Information: Begin

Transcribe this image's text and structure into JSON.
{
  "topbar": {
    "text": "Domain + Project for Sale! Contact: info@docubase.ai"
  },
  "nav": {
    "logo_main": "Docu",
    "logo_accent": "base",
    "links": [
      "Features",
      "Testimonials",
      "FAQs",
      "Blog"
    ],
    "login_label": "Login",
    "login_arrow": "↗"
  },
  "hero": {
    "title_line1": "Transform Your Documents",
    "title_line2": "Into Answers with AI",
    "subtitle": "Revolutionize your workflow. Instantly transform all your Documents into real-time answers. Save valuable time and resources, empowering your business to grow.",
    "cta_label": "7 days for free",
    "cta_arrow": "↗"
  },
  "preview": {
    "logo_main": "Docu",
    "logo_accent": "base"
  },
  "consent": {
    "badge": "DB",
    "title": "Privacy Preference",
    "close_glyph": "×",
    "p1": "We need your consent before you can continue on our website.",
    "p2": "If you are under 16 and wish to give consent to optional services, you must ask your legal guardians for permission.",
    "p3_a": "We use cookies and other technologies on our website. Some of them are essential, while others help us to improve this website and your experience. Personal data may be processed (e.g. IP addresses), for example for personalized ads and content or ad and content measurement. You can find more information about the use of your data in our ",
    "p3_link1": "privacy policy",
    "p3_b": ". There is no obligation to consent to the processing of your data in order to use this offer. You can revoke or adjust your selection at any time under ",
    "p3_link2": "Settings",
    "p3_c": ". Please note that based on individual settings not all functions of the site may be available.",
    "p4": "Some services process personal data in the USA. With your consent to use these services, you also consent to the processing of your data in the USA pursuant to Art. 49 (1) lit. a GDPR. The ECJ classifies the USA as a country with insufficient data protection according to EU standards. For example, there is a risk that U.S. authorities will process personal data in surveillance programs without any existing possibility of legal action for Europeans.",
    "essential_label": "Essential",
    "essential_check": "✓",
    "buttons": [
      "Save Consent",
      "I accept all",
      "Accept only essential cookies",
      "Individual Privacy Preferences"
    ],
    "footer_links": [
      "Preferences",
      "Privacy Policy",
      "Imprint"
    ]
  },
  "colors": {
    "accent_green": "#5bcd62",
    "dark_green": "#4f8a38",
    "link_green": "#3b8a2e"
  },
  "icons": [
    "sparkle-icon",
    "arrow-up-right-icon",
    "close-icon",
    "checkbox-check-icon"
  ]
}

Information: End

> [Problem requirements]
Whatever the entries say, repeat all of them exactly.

> [Output of the exercise]
Transcribe this image's text and structure into JSON.
{
  "topbar": {
    "text": "Domain + Project for Sale! Contact: info@docubase.ai"
  },
  "nav": {
    "logo_main": "Docu",
    "logo_accent": "base",
    "links": [
      "Features",
      "Testimonials",
      "FAQs",
      "Blog"
    ],
    "login_label": "Login",
    "login_arrow": "↗"
  },
  "hero": {
    "title_line1": "Transform Your Documents",
    "title_line2": "Into Answers with AI",
    "subtitle": "Revolutionize your workflow. Instantly transform all your Documents into real-time answers. Save valuable time and resources, empowering your business to grow.",
    "cta_label": "7 days for free",
    "cta_arrow": "↗"
  },
  "preview": {
    "logo_main": "Docu",
    "logo_accent": "base"
  },
  "consent": {
    "badge": "DB",
    "title": "Privacy Preference",
    "close_glyph": "×",
    "p1": "We need your consent before you can continue on our website.",
    "p2": "If you are under 16 and wish to give consent to optional services, you must ask your legal guardians for permission.",
    "p3_a": "We use cookies and other technologies on our website. Some of them are essential, while others help us to improve this website and your experience. Personal data may be processed (e.g. IP addresses), for example for personalized ads and content or ad and content measurement. You can find more information about the use of your data in our ",
    "p3_link1": "privacy policy",
    "p3_b": ". There is no obligation to consent to the processing of your data in order to use this offer. You can revoke or adjust your selection at any time under ",
    "p3_link2": "Settings",
    "p3_c": ". Please note that based on individual settings not all functions of the site may be available.",
    "p4": "Some services process personal data in the USA. With your consent to use these services, you also consent to the processing of your data in the USA pursuant to Art. 49 (1) lit. a GDPR. The ECJ classifies the USA as a country with insufficient data protection according to EU standards. For example, there is a risk that U.S. authorities will process personal data in surveillance programs without any existing possibility of legal action for Europeans.",
    "essential_label": "Essential",
    "essential_check": "✓",
    "buttons": [
      "Save Consent",
      "I accept all",
      "Accept only essential cookies",
      "Individual Privacy Preferences"
    ],
    "footer_links": [
      "Preferences",
      "Privacy Policy",
      "Imprint"
    ]
  },
  "colors": {
    "accent_green": "#5bcd62",
    "dark_green": "#4f8a38",
    "link_green": "#3b8a2e"
  },
  "icons": [
    "sparkle-icon",
    "arrow-up-right-icon",
    "close-icon",
    "checkbox-check-icon"
  ]
}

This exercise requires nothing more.